GIVEN DATA:
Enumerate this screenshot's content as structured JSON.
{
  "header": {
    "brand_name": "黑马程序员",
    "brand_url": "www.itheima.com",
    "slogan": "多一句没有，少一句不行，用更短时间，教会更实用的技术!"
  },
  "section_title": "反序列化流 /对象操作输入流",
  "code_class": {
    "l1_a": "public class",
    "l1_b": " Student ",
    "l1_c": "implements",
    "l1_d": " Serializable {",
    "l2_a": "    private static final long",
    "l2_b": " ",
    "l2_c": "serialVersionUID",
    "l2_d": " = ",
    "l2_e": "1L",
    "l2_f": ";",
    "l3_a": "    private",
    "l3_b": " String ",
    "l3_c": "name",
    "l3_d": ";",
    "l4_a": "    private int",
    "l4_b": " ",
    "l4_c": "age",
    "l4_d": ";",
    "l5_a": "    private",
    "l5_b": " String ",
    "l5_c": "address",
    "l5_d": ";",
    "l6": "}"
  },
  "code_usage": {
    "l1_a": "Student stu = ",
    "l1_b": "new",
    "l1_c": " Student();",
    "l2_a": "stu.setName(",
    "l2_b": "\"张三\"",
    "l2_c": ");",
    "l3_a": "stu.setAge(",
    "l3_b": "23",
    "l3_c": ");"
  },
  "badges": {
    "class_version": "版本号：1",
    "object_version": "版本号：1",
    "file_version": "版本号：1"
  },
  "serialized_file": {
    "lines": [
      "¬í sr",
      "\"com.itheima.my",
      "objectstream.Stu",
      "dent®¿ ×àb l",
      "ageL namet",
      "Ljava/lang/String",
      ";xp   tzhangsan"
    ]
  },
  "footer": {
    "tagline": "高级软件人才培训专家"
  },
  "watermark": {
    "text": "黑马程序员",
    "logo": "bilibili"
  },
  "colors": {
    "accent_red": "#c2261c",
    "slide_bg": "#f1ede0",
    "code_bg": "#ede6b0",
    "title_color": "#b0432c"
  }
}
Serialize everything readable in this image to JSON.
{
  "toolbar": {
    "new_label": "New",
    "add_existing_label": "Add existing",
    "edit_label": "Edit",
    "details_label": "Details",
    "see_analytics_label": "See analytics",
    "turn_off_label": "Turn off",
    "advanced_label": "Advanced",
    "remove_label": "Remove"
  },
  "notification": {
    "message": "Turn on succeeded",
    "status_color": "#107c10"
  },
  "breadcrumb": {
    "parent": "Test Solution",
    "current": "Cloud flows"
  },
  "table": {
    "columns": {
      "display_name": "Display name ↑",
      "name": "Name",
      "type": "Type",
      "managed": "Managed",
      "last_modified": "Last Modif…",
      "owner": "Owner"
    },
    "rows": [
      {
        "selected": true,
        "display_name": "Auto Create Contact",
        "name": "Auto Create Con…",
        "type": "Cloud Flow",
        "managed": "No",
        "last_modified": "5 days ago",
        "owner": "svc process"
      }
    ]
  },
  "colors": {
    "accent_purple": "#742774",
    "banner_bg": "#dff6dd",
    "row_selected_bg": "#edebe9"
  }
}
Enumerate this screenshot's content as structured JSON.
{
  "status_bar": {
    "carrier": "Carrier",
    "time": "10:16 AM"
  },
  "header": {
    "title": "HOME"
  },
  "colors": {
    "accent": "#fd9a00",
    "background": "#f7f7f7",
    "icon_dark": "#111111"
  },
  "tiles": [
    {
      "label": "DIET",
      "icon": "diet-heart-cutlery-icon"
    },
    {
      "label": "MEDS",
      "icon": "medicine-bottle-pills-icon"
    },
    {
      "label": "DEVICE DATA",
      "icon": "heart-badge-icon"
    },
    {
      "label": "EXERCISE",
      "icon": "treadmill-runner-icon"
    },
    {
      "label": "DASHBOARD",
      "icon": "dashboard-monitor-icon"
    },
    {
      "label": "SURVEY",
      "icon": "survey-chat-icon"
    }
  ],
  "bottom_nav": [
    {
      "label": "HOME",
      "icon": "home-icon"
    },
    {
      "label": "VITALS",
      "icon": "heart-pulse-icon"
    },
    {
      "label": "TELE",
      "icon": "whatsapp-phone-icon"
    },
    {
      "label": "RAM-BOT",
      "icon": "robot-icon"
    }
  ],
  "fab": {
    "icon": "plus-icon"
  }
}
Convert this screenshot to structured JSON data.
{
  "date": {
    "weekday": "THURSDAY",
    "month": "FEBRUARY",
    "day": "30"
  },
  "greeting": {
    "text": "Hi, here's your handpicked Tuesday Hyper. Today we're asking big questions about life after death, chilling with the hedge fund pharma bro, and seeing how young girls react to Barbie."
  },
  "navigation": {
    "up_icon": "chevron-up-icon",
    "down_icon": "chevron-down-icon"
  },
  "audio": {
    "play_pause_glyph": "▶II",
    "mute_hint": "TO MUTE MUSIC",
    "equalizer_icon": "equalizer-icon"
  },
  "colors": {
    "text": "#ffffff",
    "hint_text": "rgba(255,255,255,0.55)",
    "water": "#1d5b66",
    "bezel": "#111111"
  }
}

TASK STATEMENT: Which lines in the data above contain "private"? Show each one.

THE ANSWER:
    "l2_a": "    private static final long",
    "l3_a": "    private",
    "l4_a": "    private int",
    "l5_a": "    private",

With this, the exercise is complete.